What to produce: Output every line below exactly.

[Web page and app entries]
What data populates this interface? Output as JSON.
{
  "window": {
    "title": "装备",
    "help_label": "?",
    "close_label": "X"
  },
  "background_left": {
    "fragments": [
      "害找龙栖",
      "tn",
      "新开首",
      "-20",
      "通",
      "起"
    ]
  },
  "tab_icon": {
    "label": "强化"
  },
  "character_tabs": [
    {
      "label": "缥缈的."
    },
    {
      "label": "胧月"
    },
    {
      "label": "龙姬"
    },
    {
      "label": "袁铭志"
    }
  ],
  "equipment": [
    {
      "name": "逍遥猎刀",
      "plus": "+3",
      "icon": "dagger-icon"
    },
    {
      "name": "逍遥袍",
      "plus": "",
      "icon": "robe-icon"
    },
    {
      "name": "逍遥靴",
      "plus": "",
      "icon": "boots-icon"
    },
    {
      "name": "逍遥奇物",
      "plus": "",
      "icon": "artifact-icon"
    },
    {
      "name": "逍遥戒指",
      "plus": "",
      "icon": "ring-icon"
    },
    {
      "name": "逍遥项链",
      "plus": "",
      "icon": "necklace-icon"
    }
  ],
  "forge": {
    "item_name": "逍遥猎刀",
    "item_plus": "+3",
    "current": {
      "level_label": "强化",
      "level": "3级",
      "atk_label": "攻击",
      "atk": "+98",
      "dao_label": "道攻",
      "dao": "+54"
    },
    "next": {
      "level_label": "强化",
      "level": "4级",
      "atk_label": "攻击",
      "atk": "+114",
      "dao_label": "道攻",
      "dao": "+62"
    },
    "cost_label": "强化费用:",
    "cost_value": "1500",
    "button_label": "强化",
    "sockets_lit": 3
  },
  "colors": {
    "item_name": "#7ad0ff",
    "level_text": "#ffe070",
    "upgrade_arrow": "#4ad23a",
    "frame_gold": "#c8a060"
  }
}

Answer box:
What data populates this interface? Output as JSON.
{
  "window": {
    "title": "装备",
    "help_label": "?",
    "close_label": "X"
  },
  "background_left": {
    "fragments": [
      "害找龙栖",
      "tn",
      "新开首",
      "-20",
      "通",
      "起"
    ]
  },
  "tab_icon": {
    "label": "强化"
  },
  "character_tabs": [
    {
      "label": "缥缈的."
    },
    {
      "label": "胧月"
    },
    {
      "label": "龙姬"
    },
    {
      "label": "袁铭志"
    }
  ],
  "equipment": [
    {
      "name": "逍遥猎刀",
      "plus": "+3",
      "icon": "dagger-icon"
    },
    {
      "name": "逍遥袍",
      "plus": "",
      "icon": "robe-icon"
    },
    {
      "name": "逍遥靴",
      "plus": "",
      "icon": "boots-icon"
    },
    {
      "name": "逍遥奇物",
      "plus": "",
      "icon": "artifact-icon"
    },
    {
      "name": "逍遥戒指",
      "plus": "",
      "icon": "ring-icon"
    },
    {
      "name": "逍遥项链",
      "plus": "",
      "icon": "necklace-icon"
    }
  ],
  "forge": {
    "item_name": "逍遥猎刀",
    "item_plus": "+3",
    "current": {
      "level_label": "强化",
      "level": "3级",
      "atk_label": "攻击",
      "atk": "+98",
      "dao_label": "道攻",
      "dao": "+54"
    },
    "next": {
      "level_label": "强化",
      "level": "4级",
      "atk_label": "攻击",
      "atk": "+114",
      "dao_label": "道攻",
      "dao": "+62"
    },
    "cost_label": "强化费用:",
    "cost_value": "1500",
    "button_label": "强化",
    "sockets_lit": 3
  },
  "colors": {
    "item_name": "#7ad0ff",
    "level_text": "#ffe070",
    "upgrade_arrow": "#4ad23a",
    "frame_gold": "#c8a060"
  }
}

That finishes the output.